(RECORDS TO USE)

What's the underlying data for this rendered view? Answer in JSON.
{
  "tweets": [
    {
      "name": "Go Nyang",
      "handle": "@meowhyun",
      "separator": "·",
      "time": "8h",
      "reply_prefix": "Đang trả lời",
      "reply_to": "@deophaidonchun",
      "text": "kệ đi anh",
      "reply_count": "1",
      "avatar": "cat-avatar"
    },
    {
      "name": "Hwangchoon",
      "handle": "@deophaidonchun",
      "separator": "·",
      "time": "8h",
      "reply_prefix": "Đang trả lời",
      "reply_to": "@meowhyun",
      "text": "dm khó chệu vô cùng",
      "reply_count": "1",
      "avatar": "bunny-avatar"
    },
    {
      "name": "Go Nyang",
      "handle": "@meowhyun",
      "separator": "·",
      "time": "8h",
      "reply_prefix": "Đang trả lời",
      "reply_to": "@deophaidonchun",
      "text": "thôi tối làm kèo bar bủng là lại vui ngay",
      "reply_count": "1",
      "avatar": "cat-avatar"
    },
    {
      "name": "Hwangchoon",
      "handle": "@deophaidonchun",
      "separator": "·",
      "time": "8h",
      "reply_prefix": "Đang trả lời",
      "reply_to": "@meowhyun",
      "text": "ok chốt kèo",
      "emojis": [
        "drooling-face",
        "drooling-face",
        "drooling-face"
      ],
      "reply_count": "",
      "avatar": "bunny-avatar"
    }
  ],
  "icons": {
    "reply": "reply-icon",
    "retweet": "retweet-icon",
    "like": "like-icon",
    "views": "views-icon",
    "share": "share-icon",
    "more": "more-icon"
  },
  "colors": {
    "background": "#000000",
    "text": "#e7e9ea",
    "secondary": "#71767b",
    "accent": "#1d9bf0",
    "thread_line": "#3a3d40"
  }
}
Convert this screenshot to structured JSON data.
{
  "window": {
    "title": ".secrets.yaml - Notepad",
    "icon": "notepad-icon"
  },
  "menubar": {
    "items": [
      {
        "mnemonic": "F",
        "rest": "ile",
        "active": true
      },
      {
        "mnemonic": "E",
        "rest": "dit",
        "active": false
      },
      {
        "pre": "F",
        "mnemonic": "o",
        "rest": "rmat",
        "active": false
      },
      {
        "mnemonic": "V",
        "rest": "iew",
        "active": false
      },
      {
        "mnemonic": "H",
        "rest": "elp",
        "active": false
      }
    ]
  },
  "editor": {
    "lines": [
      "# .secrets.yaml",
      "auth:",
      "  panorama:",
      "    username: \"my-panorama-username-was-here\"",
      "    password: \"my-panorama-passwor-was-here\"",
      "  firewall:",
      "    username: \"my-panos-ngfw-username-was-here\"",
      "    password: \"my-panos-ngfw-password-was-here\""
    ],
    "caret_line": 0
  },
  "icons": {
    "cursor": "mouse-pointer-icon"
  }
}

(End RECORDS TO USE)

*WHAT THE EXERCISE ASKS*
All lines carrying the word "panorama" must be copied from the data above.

*FINAL ANSWER*
      "  panorama:",
      "    username: \"my-panorama-username-was-here\"",
      "    password: \"my-panorama-passwor-was-here\"",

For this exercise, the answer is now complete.